__TASK GOAL__
Go through the entries below and count the lines where "favicon" occurs. Give nothing but that number.

__THE DATA__
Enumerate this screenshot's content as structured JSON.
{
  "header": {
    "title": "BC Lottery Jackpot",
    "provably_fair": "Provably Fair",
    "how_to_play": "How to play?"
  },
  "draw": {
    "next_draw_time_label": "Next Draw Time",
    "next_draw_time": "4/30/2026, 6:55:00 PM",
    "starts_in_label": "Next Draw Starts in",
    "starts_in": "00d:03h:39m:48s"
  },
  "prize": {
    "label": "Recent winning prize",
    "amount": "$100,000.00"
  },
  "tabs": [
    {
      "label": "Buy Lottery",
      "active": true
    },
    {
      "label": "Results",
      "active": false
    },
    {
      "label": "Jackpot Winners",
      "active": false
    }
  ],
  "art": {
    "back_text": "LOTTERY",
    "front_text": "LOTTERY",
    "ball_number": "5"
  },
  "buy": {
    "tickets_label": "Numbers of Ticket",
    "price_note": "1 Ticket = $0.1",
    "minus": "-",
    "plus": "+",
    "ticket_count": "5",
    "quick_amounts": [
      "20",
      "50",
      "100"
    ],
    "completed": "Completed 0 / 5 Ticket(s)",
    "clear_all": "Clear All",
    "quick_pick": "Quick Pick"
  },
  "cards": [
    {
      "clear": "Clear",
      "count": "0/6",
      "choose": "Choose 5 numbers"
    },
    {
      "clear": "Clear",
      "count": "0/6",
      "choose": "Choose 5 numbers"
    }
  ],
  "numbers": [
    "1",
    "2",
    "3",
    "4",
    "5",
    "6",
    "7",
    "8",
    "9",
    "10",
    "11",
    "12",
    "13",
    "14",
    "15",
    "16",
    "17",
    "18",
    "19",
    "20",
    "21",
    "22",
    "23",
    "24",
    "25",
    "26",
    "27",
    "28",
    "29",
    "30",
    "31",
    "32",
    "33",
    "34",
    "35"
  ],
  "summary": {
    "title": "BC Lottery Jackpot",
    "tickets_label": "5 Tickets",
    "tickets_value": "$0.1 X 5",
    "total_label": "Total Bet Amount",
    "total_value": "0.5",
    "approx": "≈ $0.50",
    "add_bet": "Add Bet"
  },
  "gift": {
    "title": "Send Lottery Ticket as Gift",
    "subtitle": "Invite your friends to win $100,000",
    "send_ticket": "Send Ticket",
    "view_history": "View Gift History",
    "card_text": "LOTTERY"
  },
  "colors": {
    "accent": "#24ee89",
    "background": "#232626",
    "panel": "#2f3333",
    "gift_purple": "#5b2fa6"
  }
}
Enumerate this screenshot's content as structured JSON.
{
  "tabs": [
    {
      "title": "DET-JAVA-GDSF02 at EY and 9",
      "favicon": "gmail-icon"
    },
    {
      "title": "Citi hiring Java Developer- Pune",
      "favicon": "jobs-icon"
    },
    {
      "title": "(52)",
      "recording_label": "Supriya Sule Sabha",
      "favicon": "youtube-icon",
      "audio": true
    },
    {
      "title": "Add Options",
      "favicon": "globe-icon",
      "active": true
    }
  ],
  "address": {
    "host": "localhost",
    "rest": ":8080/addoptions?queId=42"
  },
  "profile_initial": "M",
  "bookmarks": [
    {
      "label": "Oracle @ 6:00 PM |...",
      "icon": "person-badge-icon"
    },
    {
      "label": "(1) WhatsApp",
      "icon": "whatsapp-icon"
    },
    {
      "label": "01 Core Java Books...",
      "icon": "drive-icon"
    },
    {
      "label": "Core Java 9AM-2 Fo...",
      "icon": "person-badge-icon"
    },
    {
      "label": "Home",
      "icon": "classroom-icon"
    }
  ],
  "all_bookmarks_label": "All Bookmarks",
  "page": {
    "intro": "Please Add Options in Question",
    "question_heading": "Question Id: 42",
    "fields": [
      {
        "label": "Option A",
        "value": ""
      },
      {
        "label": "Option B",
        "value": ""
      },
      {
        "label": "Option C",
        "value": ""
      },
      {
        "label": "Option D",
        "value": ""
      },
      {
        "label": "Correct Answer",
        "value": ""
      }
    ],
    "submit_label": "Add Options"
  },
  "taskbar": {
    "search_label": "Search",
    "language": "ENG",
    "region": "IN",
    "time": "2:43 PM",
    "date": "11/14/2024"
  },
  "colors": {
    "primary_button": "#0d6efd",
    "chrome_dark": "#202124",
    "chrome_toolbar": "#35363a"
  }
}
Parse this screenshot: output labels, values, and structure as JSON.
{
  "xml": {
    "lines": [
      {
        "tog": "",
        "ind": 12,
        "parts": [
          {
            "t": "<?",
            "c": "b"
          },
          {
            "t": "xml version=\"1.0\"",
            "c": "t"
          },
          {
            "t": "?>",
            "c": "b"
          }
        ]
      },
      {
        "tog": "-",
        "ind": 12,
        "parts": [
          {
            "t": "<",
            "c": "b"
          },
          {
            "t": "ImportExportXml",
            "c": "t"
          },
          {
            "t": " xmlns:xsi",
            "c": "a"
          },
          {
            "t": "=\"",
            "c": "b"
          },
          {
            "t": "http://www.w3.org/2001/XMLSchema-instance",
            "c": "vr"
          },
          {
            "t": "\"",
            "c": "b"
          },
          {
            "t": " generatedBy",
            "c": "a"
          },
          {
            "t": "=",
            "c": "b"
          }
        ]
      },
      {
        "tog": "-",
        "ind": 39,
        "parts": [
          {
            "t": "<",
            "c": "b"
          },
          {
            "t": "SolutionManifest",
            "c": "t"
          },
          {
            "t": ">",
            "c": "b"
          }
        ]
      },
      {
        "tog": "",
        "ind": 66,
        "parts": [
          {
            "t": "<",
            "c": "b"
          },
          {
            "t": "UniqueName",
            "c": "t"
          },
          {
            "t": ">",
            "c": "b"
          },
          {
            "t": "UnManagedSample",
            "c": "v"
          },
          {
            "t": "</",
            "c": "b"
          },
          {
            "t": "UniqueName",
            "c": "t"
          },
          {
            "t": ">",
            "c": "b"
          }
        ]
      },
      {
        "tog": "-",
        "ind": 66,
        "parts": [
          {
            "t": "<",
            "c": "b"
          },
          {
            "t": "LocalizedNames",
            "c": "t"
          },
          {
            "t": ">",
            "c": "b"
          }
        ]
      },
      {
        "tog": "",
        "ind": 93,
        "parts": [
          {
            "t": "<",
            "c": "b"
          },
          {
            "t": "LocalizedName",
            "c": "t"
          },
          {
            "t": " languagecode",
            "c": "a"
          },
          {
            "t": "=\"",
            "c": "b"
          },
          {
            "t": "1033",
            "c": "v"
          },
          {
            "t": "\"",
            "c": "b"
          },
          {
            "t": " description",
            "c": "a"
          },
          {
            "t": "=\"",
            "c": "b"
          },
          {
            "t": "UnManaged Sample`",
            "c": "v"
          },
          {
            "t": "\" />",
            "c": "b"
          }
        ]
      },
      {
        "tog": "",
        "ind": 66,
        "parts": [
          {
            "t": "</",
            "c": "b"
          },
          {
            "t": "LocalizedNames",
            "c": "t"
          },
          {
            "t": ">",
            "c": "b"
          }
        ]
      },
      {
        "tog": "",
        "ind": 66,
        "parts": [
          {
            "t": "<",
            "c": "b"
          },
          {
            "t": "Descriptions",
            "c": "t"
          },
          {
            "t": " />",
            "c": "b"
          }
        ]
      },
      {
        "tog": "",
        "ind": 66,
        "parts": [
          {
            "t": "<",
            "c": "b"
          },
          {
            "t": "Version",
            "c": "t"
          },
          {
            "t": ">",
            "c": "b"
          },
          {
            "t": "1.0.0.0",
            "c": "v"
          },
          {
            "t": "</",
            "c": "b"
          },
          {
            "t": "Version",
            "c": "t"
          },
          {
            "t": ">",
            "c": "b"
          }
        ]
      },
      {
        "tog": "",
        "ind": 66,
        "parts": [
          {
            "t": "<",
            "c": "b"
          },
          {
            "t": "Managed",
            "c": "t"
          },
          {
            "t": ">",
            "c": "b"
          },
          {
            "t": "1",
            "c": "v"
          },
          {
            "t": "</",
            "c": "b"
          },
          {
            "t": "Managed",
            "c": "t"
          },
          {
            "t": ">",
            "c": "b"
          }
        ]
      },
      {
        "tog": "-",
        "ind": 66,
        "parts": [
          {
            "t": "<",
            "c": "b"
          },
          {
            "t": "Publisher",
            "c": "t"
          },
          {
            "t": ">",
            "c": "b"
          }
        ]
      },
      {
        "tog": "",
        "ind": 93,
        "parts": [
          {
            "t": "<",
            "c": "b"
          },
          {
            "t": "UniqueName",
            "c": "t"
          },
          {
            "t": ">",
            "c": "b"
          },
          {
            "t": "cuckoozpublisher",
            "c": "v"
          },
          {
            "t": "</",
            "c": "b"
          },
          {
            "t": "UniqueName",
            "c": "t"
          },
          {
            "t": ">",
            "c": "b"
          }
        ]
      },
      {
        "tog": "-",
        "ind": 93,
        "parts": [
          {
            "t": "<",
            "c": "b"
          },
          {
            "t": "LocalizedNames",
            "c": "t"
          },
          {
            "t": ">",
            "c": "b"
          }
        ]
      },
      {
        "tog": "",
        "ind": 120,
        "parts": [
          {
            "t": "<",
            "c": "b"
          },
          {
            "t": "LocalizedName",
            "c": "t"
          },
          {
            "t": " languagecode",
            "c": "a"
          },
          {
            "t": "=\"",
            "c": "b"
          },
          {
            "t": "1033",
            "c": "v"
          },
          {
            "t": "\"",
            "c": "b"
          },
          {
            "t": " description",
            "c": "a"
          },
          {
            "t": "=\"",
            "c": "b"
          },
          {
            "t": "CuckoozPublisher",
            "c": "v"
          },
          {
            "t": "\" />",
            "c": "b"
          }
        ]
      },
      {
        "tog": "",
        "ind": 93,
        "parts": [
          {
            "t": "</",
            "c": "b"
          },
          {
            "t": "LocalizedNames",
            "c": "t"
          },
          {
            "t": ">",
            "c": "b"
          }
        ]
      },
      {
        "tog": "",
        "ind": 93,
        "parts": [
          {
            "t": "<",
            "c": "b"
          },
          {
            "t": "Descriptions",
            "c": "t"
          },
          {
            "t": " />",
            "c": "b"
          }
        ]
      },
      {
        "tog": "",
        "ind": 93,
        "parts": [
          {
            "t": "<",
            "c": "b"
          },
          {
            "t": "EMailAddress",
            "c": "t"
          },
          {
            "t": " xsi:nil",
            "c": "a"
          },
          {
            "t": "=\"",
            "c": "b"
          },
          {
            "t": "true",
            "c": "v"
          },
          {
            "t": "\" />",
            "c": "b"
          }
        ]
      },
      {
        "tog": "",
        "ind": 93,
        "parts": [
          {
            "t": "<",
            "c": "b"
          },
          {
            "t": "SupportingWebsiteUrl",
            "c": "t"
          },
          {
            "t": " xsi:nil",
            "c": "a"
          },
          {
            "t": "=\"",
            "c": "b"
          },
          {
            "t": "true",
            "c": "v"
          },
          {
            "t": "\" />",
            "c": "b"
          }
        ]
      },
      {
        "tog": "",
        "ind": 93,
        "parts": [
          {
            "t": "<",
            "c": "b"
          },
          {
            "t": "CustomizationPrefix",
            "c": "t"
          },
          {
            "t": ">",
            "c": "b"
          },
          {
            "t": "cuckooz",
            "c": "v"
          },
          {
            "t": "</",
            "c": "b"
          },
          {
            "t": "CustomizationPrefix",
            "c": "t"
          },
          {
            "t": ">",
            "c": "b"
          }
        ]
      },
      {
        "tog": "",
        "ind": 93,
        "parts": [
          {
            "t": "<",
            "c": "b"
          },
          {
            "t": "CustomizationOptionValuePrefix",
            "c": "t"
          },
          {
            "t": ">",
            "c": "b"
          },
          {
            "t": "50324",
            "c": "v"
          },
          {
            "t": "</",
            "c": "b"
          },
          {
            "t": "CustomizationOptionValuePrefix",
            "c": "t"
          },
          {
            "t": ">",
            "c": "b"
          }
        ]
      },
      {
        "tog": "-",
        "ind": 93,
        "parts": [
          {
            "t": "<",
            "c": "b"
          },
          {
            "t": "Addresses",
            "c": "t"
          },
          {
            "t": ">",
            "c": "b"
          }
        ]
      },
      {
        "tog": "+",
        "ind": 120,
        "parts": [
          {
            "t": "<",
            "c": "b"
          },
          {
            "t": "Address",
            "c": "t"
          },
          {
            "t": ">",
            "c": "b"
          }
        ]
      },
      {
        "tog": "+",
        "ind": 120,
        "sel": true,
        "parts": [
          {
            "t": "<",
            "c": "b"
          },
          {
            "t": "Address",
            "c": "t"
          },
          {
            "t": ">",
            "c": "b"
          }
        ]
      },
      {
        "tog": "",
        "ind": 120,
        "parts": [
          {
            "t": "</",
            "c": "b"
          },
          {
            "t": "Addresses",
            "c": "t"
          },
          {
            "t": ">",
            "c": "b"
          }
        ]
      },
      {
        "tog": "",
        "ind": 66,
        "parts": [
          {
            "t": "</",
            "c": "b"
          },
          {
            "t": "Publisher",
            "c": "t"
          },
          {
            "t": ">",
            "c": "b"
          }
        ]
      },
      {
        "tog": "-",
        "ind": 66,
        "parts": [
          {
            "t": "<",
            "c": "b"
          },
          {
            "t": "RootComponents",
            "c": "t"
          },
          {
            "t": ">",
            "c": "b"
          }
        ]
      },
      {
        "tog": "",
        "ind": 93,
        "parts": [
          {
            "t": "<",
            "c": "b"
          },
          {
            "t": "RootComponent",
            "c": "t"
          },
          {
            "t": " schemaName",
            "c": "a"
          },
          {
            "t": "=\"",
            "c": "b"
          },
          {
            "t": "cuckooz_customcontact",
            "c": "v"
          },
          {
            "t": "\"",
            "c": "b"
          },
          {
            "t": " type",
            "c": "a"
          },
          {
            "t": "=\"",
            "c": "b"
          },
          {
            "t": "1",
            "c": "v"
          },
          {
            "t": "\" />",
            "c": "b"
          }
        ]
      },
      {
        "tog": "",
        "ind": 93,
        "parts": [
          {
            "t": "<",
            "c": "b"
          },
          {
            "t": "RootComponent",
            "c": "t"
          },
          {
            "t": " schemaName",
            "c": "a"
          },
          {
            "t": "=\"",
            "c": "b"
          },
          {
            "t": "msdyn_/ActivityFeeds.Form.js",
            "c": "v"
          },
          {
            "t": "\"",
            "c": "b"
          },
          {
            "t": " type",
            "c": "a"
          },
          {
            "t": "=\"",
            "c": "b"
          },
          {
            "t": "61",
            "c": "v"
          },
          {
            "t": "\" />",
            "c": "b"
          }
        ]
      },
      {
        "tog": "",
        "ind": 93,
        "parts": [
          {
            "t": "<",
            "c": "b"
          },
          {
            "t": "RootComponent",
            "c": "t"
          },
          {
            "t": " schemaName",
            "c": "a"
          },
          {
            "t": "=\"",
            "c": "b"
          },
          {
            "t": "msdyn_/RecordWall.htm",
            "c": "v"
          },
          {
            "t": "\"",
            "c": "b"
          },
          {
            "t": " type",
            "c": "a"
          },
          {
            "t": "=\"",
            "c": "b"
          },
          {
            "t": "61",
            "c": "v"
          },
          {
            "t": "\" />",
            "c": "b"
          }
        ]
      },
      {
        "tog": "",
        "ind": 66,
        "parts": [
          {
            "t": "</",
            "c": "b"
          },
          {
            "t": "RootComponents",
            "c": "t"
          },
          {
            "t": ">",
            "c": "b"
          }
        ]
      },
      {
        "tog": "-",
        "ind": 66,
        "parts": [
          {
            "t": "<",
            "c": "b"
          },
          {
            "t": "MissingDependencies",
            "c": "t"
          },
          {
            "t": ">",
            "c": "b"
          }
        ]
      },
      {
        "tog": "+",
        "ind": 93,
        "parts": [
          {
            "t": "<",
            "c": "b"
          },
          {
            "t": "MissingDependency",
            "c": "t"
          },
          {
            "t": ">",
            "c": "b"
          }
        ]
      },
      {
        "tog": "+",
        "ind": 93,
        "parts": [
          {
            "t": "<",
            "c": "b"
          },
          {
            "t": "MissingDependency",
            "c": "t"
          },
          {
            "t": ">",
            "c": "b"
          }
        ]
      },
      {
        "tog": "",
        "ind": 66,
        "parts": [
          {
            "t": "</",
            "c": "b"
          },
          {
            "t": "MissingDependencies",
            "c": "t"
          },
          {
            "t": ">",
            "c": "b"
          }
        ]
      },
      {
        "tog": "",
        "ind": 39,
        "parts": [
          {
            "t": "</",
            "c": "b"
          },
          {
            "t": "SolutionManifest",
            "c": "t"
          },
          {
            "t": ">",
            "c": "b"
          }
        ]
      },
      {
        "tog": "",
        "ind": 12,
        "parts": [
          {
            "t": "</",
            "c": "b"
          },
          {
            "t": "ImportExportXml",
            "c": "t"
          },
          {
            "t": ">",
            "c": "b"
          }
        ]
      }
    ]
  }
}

__ANSWER TO THIS PROBLEM__
4